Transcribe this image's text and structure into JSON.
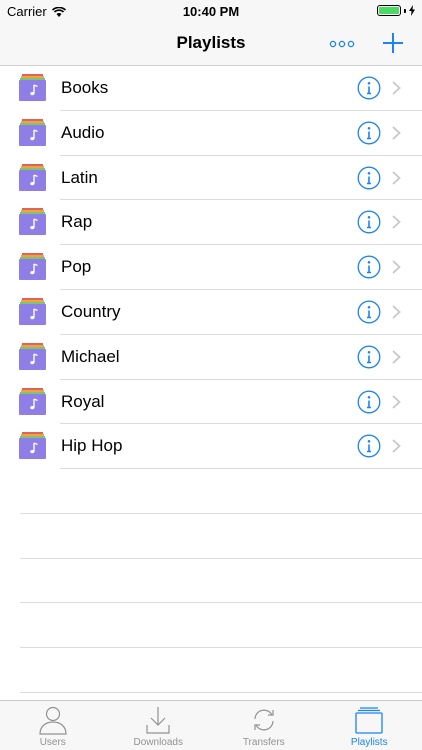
{
  "status_bar": {
    "carrier": "Carrier",
    "time": "10:40 PM",
    "battery_level": 1.0
  },
  "nav": {
    "title": "Playlists",
    "more_icon": "more-icon",
    "add_icon": "plus-icon"
  },
  "colors": {
    "accent": "#1a84f4",
    "playlist_icon": "#8e7ee6",
    "battery": "#4cd964"
  },
  "playlists": [
    {
      "label": "Books"
    },
    {
      "label": "Audio"
    },
    {
      "label": "Latin"
    },
    {
      "label": "Rap"
    },
    {
      "label": "Pop"
    },
    {
      "label": "Country"
    },
    {
      "label": "Michael"
    },
    {
      "label": "Royal"
    },
    {
      "label": "Hip Hop"
    }
  ],
  "tabs": [
    {
      "label": "Users",
      "icon": "user-icon",
      "active": false
    },
    {
      "label": "Downloads",
      "icon": "download-icon",
      "active": false
    },
    {
      "label": "Transfers",
      "icon": "sync-icon",
      "active": false
    },
    {
      "label": "Playlists",
      "icon": "playlists-icon",
      "active": true
    }
  ]
}
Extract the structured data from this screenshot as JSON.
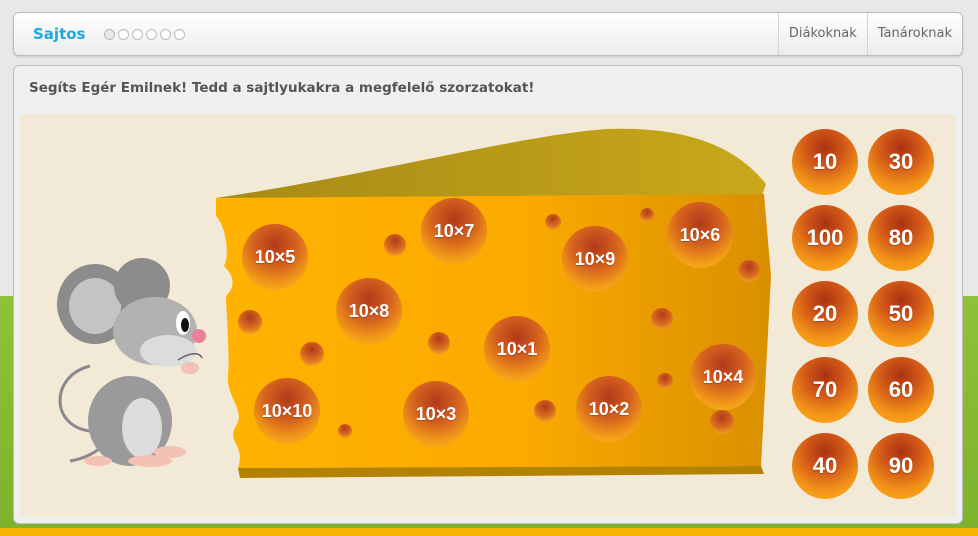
{
  "header": {
    "app_title": "Sajtos",
    "progress_dots_total": 6,
    "progress_dots_active": 1,
    "nav": [
      {
        "label": "Diákoknak"
      },
      {
        "label": "Tanároknak"
      }
    ]
  },
  "instruction": "Segíts Egér Emilnek! Tedd a sajtlyukakra a megfelelő szorzatokat!",
  "cheese_holes": [
    {
      "label": "10×5"
    },
    {
      "label": "10×7"
    },
    {
      "label": "10×9"
    },
    {
      "label": "10×6"
    },
    {
      "label": "10×8"
    },
    {
      "label": "10×1"
    },
    {
      "label": "10×4"
    },
    {
      "label": "10×10"
    },
    {
      "label": "10×3"
    },
    {
      "label": "10×2"
    }
  ],
  "answers": [
    {
      "label": "10"
    },
    {
      "label": "30"
    },
    {
      "label": "100"
    },
    {
      "label": "80"
    },
    {
      "label": "20"
    },
    {
      "label": "50"
    },
    {
      "label": "70"
    },
    {
      "label": "60"
    },
    {
      "label": "40"
    },
    {
      "label": "90"
    }
  ],
  "colors": {
    "accent": "#1ea7e0",
    "cheese": "#f7a600",
    "hole_dark": "#b03a1a",
    "background_green": "#8fc13a"
  }
}
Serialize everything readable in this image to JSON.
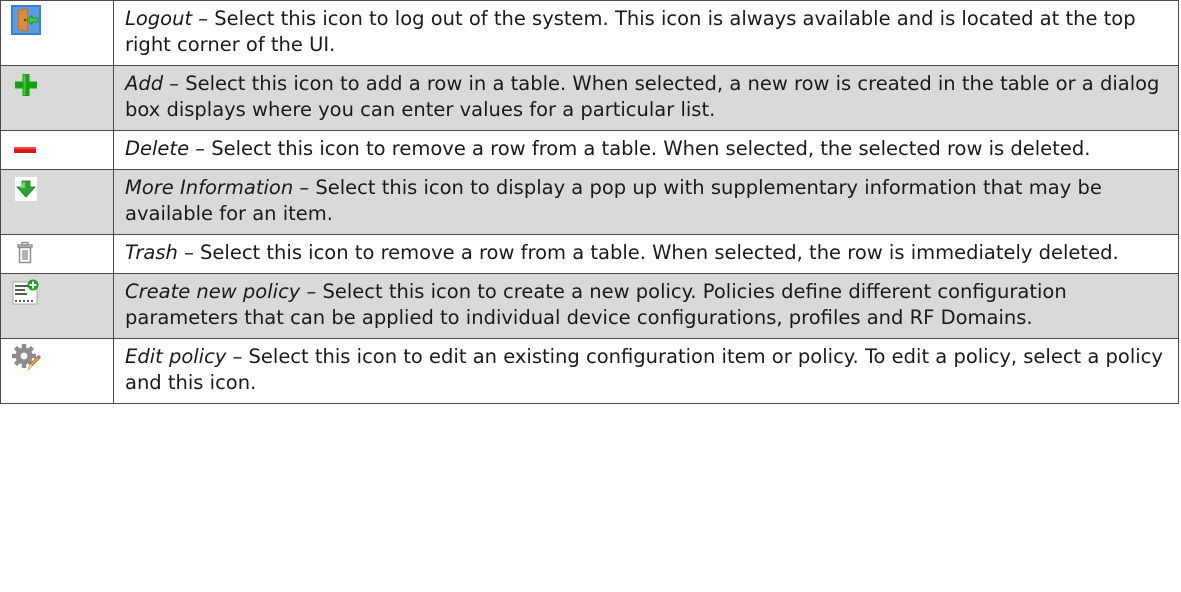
{
  "rows": [
    {
      "icon": "logout-icon",
      "term": "Logout",
      "text": " – Select this icon to log out of the system. This icon is always available and is located at the top right corner of the UI.",
      "shaded": false
    },
    {
      "icon": "add-icon",
      "term": "Add",
      "text": " – Select this icon to add a row in a table. When selected, a new row is created in the table or a dialog box displays where you can enter values for a particular list.",
      "shaded": true
    },
    {
      "icon": "delete-icon",
      "term": "Delete",
      "text": " – Select this icon to remove a row from a table. When selected, the selected row is deleted.",
      "shaded": false
    },
    {
      "icon": "more-information-icon",
      "term": "More Information",
      "text": " – Select this icon to display a pop up with supplementary information that may be available for an item.",
      "shaded": true
    },
    {
      "icon": "trash-icon",
      "term": "Trash",
      "text": " – Select this icon to remove a row from a table. When selected, the row is immediately deleted.",
      "shaded": false
    },
    {
      "icon": "create-new-policy-icon",
      "term": "Create new policy",
      "text": " – Select this icon to create a new policy. Policies define different configuration parameters that can be applied to individual device configurations, profiles and RF Domains.",
      "shaded": true
    },
    {
      "icon": "edit-policy-icon",
      "term": "Edit policy",
      "text": " – Select this icon to edit an existing configuration item or policy. To edit a policy, select a policy and this icon.",
      "shaded": false
    }
  ]
}
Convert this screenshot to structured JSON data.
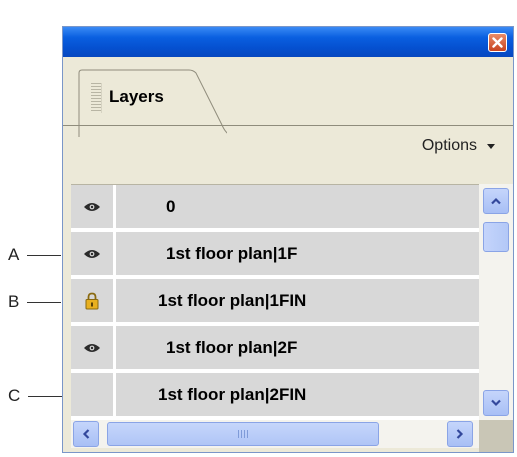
{
  "panel": {
    "tab_label": "Layers",
    "options_label": "Options",
    "close_icon": "close-icon",
    "options_icon": "chevron-down-icon"
  },
  "layers": [
    {
      "name": "0",
      "icon": "eye-icon"
    },
    {
      "name": "1st floor plan|1F",
      "icon": "eye-icon"
    },
    {
      "name": "1st floor plan|1FIN",
      "icon": "lock-icon"
    },
    {
      "name": "1st floor plan|2F",
      "icon": "eye-icon"
    },
    {
      "name": "1st floor plan|2FIN",
      "icon": ""
    }
  ],
  "callouts": [
    "A",
    "B",
    "C"
  ],
  "colors": {
    "title_bar": "#0a5fe0",
    "close_button": "#c8431f",
    "row_background": "#d8d8d8",
    "lock": "#e8b020"
  }
}
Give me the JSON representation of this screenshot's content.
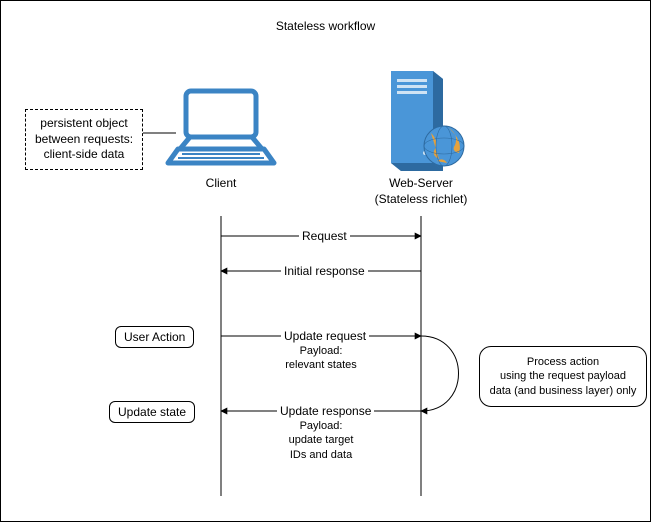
{
  "title": "Stateless workflow",
  "client": {
    "label": "Client"
  },
  "server": {
    "label": "Web-Server",
    "sub": "(Stateless richlet)"
  },
  "note": {
    "l1": "persistent object",
    "l2": "between requests:",
    "l3": "client-side data"
  },
  "msg": {
    "request": "Request",
    "initial_response": "Initial response",
    "update_request": "Update request",
    "update_response": "Update response"
  },
  "user_action": "User Action",
  "update_state": "Update state",
  "process": {
    "l1": "Process action",
    "l2": "using the request payload",
    "l3": "data (and business layer) only"
  },
  "payload1": {
    "l1": "Payload:",
    "l2": "relevant states"
  },
  "payload2": {
    "l1": "Payload:",
    "l2": "update target",
    "l3": "IDs and data"
  }
}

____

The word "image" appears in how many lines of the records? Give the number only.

2